» **What the task requires**
Each line of the records below that contains "browser" needs to be copied.

********

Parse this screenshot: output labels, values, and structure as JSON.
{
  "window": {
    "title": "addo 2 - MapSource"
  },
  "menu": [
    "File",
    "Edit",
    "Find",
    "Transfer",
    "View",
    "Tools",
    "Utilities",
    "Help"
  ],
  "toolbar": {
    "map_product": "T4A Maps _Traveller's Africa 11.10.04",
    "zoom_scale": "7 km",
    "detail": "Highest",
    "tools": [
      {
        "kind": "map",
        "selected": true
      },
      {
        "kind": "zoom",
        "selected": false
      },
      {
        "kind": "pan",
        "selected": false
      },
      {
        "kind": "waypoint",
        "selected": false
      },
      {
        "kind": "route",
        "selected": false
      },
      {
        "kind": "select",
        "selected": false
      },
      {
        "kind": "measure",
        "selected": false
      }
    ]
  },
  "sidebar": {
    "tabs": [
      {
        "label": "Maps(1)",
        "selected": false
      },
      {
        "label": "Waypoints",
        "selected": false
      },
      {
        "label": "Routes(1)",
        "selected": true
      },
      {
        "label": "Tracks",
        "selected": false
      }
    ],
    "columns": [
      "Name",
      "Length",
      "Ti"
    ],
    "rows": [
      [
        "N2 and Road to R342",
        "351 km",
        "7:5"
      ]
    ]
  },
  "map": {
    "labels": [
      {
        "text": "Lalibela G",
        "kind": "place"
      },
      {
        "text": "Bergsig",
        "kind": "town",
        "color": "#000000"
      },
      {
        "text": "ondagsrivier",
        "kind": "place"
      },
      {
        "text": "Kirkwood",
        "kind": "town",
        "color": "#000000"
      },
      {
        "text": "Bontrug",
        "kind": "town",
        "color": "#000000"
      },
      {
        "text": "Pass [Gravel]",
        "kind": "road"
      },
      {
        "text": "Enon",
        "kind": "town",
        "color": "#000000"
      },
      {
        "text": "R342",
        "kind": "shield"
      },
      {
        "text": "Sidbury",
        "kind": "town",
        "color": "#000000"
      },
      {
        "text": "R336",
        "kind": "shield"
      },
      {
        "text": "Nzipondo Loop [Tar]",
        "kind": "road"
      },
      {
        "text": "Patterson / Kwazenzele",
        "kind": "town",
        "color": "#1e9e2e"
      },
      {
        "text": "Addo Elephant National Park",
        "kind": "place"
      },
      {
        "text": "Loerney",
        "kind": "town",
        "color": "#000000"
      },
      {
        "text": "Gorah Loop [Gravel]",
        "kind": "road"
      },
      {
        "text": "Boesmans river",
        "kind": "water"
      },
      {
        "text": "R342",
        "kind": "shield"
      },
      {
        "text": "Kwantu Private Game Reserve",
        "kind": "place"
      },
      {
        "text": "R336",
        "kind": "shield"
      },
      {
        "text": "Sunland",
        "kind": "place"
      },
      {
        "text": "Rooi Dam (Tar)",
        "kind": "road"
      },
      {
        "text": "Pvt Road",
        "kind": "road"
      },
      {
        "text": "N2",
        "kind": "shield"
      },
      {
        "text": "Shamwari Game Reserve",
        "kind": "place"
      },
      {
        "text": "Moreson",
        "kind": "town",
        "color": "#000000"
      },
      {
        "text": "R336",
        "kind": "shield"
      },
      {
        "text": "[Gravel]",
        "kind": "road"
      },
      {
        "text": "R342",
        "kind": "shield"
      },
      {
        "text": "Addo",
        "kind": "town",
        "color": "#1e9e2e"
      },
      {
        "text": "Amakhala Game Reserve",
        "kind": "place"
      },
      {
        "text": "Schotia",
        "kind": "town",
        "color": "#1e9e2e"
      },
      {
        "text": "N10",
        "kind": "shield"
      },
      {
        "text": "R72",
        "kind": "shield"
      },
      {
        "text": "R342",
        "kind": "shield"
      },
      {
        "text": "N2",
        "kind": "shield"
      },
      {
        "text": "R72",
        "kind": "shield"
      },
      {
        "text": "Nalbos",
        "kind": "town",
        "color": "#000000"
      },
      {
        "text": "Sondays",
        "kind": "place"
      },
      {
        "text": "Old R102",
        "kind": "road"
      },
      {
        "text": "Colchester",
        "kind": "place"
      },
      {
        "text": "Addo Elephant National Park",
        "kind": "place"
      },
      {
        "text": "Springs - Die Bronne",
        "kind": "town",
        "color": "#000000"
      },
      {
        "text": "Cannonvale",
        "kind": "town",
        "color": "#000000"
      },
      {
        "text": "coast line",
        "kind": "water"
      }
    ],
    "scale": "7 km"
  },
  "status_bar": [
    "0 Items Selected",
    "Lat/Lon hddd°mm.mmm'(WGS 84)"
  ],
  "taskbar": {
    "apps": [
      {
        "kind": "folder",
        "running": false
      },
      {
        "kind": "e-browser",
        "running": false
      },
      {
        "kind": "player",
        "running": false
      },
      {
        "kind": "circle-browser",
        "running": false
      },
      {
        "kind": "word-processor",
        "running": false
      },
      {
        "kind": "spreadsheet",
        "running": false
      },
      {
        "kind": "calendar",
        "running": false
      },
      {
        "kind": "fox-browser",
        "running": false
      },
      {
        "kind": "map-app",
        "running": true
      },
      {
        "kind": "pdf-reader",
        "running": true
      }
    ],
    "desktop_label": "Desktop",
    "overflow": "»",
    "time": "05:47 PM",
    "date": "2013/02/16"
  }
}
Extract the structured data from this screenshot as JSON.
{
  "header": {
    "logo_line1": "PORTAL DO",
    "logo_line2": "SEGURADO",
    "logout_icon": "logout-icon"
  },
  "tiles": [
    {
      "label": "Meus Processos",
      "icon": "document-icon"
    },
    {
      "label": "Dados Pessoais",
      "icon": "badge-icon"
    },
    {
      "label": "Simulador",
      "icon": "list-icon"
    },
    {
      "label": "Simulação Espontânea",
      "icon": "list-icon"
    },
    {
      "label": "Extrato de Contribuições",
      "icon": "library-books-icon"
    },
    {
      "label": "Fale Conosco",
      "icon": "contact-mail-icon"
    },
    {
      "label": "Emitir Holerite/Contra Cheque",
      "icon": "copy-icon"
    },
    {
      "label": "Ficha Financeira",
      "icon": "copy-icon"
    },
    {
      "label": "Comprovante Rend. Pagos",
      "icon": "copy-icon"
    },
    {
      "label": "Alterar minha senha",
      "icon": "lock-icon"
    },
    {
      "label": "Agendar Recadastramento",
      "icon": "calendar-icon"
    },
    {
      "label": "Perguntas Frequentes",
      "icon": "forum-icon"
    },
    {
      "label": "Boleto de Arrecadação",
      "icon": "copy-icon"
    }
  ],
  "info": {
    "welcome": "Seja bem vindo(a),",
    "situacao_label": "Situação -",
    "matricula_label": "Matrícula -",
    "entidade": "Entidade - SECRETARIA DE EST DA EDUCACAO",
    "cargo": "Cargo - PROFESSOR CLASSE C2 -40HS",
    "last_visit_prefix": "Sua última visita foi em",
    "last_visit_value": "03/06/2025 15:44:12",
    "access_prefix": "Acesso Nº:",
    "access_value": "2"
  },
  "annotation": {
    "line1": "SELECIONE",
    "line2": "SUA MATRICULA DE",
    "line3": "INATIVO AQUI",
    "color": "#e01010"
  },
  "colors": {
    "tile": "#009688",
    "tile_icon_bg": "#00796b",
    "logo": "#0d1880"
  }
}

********

» **Response for this exercise**
        "kind": "e-browser",
        "kind": "circle-browser",
        "kind": "fox-browser",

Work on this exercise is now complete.